The right to read – publishers who drop DRM

Imagine if each book in your library had a padlock with a different key for every single book. DRM – Digital Rights Management or Digital Restriction Management – are such padlocks. Not the best library solution you have heard of? Well, you are beginning to get publishers on your side. eBooks published by science fiction publisher Tor UK drops DRM. Tor UK, Tor Books and Forge are divisions of Pan Macmillan. They are not alone – science fiction publisher Baen Books, genre publisher Angry Robots, and even J.K. Rowling offer her Harry Potter books DRM-free. If you know of other publishers, please add them below. Protecting the right to read, we need to encourage publishers who drop DRM and use the open ePub-format and buy our books at their stores.”

Haakon Meland Eriksen

To understand why mainstream publishers are beginning to reject DRM read Charlie’s Diary: More on DRM and ebooks

My first Day Against DRM was in 2010. And May 4th — Friday next week — is this year’s “International Day Against DRM — May 4, 2012

My second Poll question was “Do You Know What Digital Locks Are?”

Pie chart: 36.6% Yes 36.6% No and 27.7% Not Sure

Anyone who has been following the Canadian government’s push for copyright reform will have been hearing and reading about digital locks for more than a decade. Canadian governments have been trying to change the Copyright Act since the American government passed the the Digital Millenium Copyright Act (DMCA). The first attempt at a “Canadian DMCA” was the Liberal Bill C-60, and when the Conservative Party formed the subsequent government they carried the torch with Bill C-61, then C-32 and now C-11. But until now Canada has been blessed with minority governments. Unfortunately, now that we have a majority government determined to appease the Americans there is every reason to believe that this time it will pass, even though the majority of Canadians oppose the digital lock provisions.

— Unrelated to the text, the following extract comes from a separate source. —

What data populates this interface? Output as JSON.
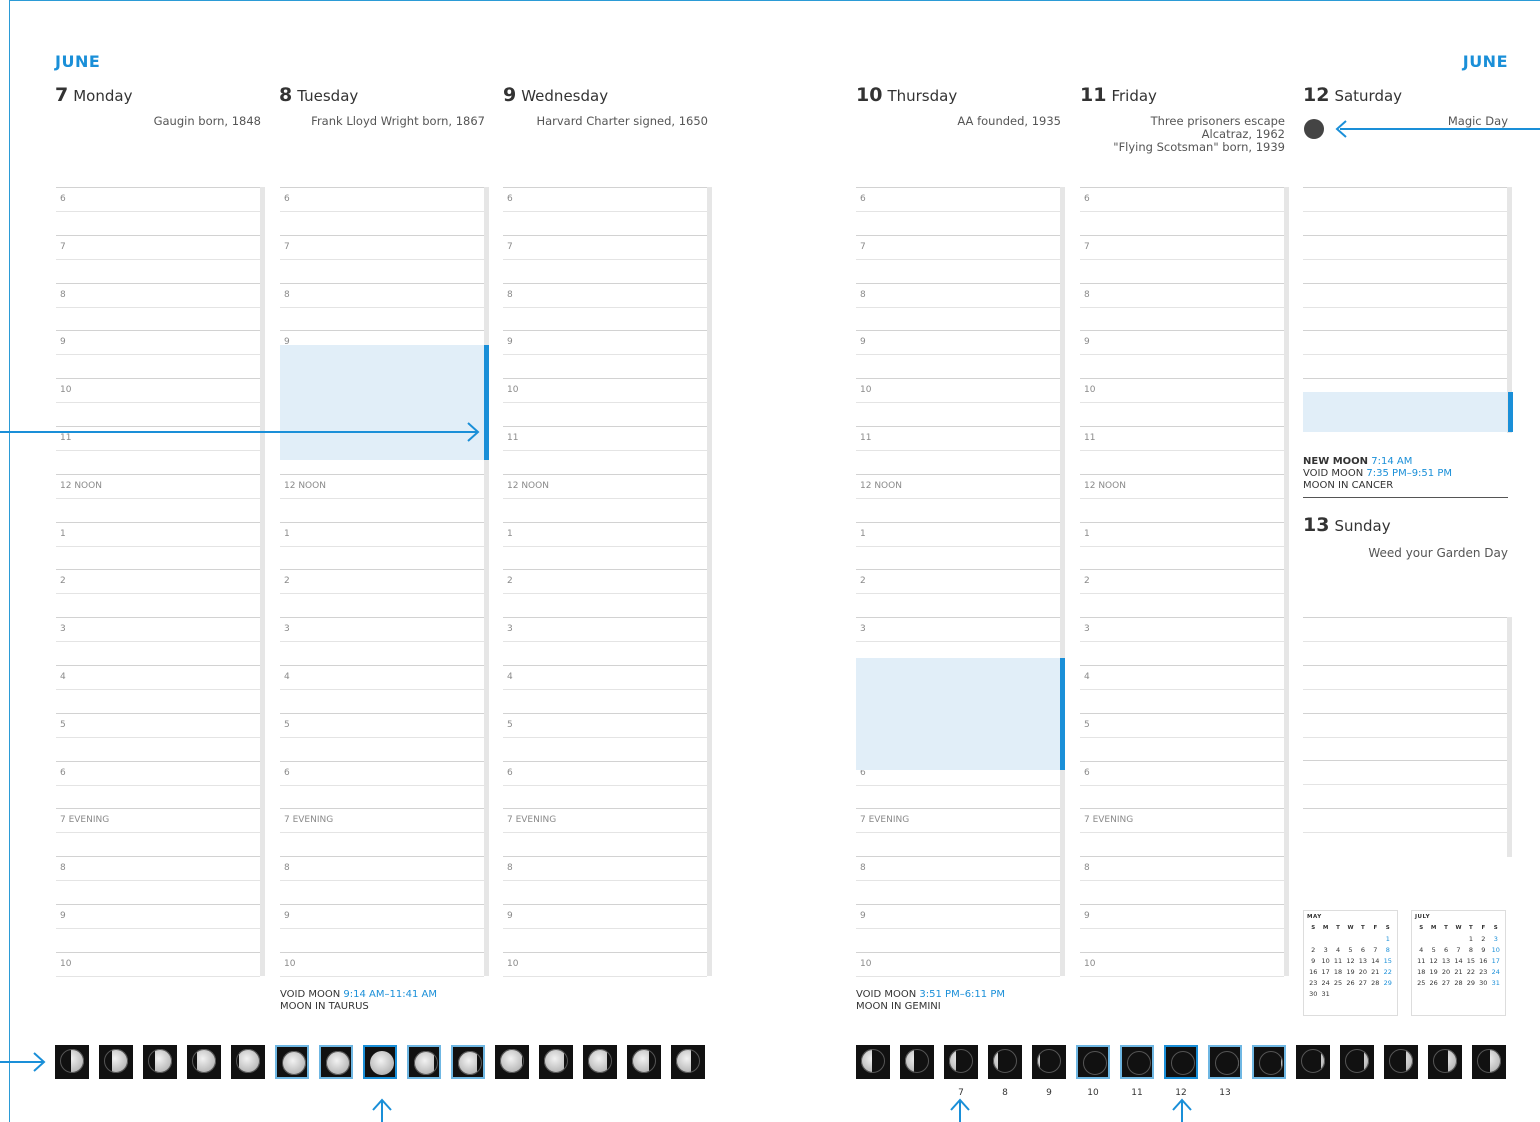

And you guessed it, a “Digital Lock” is another way to describe “DRM.”

The final question in my poll was “Do you know what TPMs are?”

pie chart: 77.27% said NO 9.9 13.64% were NOT SURE and 9.09% said YES

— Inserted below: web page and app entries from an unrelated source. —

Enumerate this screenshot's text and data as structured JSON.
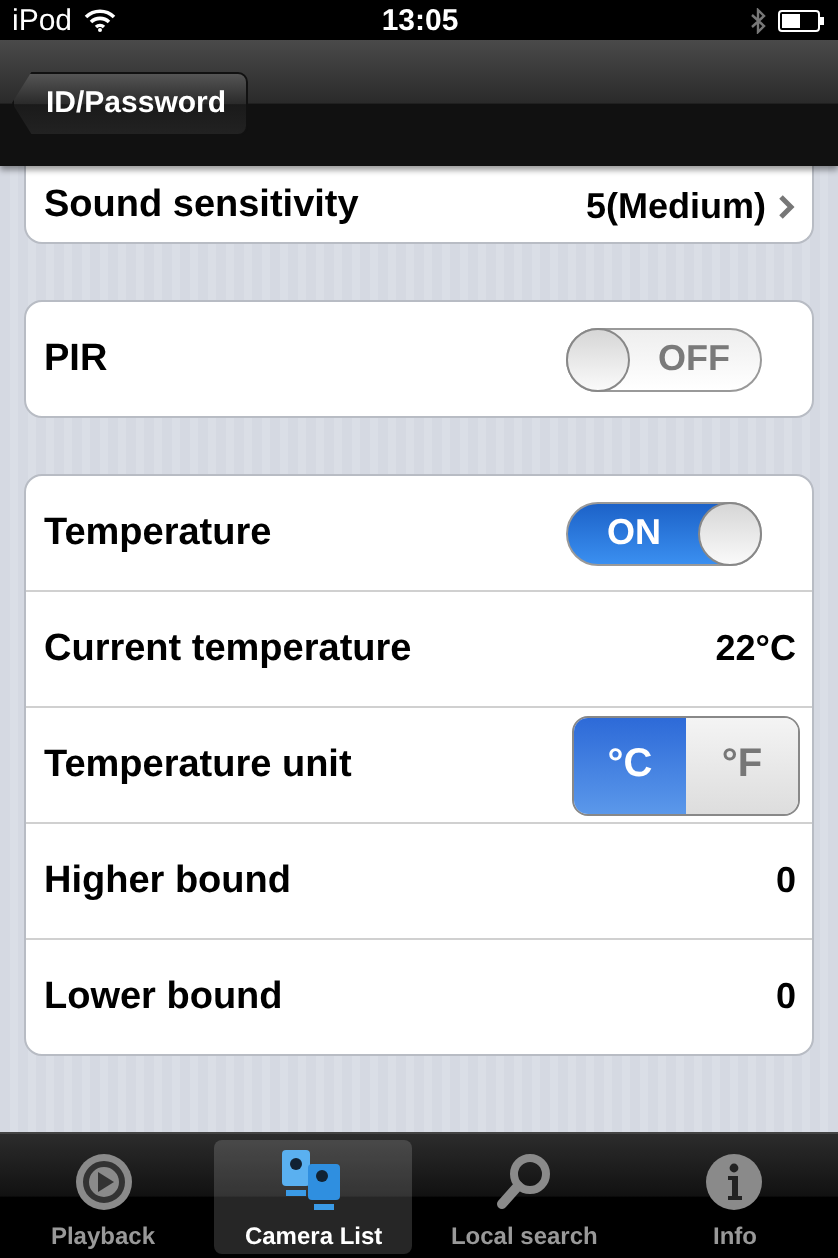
{
  "status_bar": {
    "device": "iPod",
    "time": "13:05"
  },
  "nav_bar": {
    "back": "ID/Password"
  },
  "sections": [
    {
      "rows": [
        {
          "kind": "link",
          "label": "Sound sensitivity",
          "value": "5(Medium)"
        }
      ]
    },
    {
      "rows": [
        {
          "kind": "toggle",
          "label": "PIR",
          "on": false,
          "switch_text": "OFF"
        }
      ]
    },
    {
      "rows": [
        {
          "kind": "toggle",
          "label": "Temperature",
          "on": true,
          "switch_text": "ON"
        },
        {
          "kind": "value",
          "label": "Current temperature",
          "value": "22°C"
        },
        {
          "kind": "segmented",
          "label": "Temperature unit",
          "options": [
            {
              "label": "°C",
              "selected": true
            },
            {
              "label": "°F",
              "selected": false
            }
          ]
        },
        {
          "kind": "value",
          "label": "Higher bound",
          "value": "0"
        },
        {
          "kind": "value",
          "label": "Lower bound",
          "value": "0"
        }
      ]
    }
  ],
  "tabs": [
    {
      "label": "Playback",
      "kind": "playback",
      "selected": false
    },
    {
      "label": "Camera List",
      "kind": "cameras",
      "selected": true
    },
    {
      "label": "Local search",
      "kind": "search",
      "selected": false
    },
    {
      "label": "Info",
      "kind": "info",
      "selected": false
    }
  ]
}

Wow.

Bill C-11 doesn’t talk about DRM or Digital locks, but rather TPMs, which are “Technological Protection Measures”.

Technological Protection Measures take a step beyond digital locks, or DRM, because they encompass DRM/digital locks but can also be applied to non digital locks.

Some appliances or hardware are screwed closed with specialty screws that require proprietary screw drivers. Without the proper screwdrivers, these things can’t be opened to modify or repair them. Since this is a “technical protection measure”, it is reasonable to assume that Bill C-11 will make it illegal to repair any such equipment unless you have the proprietary tools.

This is a Poll

I’m not a professional pollster and my poll sample is very small. With only 22 responses, it isn’t very scientific poll. Still, it gives an idea. Because I’m a free culture advocate, a lot of the people who read my blogs or talk to me online, or even read my novel are going to be much more aware of these issues than the average Canadian. So I’m surprised; I would have expected more people to understand the terms. Or at least think they do.

77.27% said they don’t know what TPMs are.

<hr.
[Correction of fact: "Technical Protection Measures" has been amended to the term used in Bill C-11 "Technological Protection Measures"]